** Records shown **
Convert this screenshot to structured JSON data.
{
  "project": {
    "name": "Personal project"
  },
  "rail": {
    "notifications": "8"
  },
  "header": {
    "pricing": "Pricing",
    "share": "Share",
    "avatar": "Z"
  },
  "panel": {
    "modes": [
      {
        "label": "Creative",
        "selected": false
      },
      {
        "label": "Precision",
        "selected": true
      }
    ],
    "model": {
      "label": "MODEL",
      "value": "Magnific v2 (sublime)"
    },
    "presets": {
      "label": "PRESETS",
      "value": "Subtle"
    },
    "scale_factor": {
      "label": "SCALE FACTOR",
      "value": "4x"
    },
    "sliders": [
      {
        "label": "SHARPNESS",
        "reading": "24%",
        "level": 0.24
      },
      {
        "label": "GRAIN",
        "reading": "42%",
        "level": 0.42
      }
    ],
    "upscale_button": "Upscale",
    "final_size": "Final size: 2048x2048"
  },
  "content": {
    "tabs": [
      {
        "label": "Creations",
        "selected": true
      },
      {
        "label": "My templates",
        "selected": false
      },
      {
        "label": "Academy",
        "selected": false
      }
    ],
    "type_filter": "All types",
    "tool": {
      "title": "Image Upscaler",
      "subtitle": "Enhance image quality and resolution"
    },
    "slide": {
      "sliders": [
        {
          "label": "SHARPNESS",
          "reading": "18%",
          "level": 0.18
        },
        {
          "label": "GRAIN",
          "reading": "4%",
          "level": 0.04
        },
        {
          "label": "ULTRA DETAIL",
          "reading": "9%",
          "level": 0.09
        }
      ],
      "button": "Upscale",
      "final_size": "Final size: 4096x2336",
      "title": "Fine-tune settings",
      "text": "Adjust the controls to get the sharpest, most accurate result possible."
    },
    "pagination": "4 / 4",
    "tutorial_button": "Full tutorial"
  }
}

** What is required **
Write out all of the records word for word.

** Answer box **
Convert this screenshot to structured JSON data.
{
  "project": {
    "name": "Personal project"
  },
  "rail": {
    "notifications": "8"
  },
  "header": {
    "pricing": "Pricing",
    "share": "Share",
    "avatar": "Z"
  },
  "panel": {
    "modes": [
      {
        "label": "Creative",
        "selected": false
      },
      {
        "label": "Precision",
        "selected": true
      }
    ],
    "model": {
      "label": "MODEL",
      "value": "Magnific v2 (sublime)"
    },
    "presets": {
      "label": "PRESETS",
      "value": "Subtle"
    },
    "scale_factor": {
      "label": "SCALE FACTOR",
      "value": "4x"
    },
    "sliders": [
      {
        "label": "SHARPNESS",
        "reading": "24%",
        "level": 0.24
      },
      {
        "label": "GRAIN",
        "reading": "42%",
        "level": 0.42
      }
    ],
    "upscale_button": "Upscale",
    "final_size": "Final size: 2048x2048"
  },
  "content": {
    "tabs": [
      {
        "label": "Creations",
        "selected": true
      },
      {
        "label": "My templates",
        "selected": false
      },
      {
        "label": "Academy",
        "selected": false
      }
    ],
    "type_filter": "All types",
    "tool": {
      "title": "Image Upscaler",
      "subtitle": "Enhance image quality and resolution"
    },
    "slide": {
      "sliders": [
        {
          "label": "SHARPNESS",
          "reading": "18%",
          "level": 0.18
        },
        {
          "label": "GRAIN",
          "reading": "4%",
          "level": 0.04
        },
        {
          "label": "ULTRA DETAIL",
          "reading": "9%",
          "level": 0.09
        }
      ],
      "button": "Upscale",
      "final_size": "Final size: 4096x2336",
      "title": "Fine-tune settings",
      "text": "Adjust the controls to get the sharpest, most accurate result possible."
    },
    "pagination": "4 / 4",
    "tutorial_button": "Full tutorial"
  }
}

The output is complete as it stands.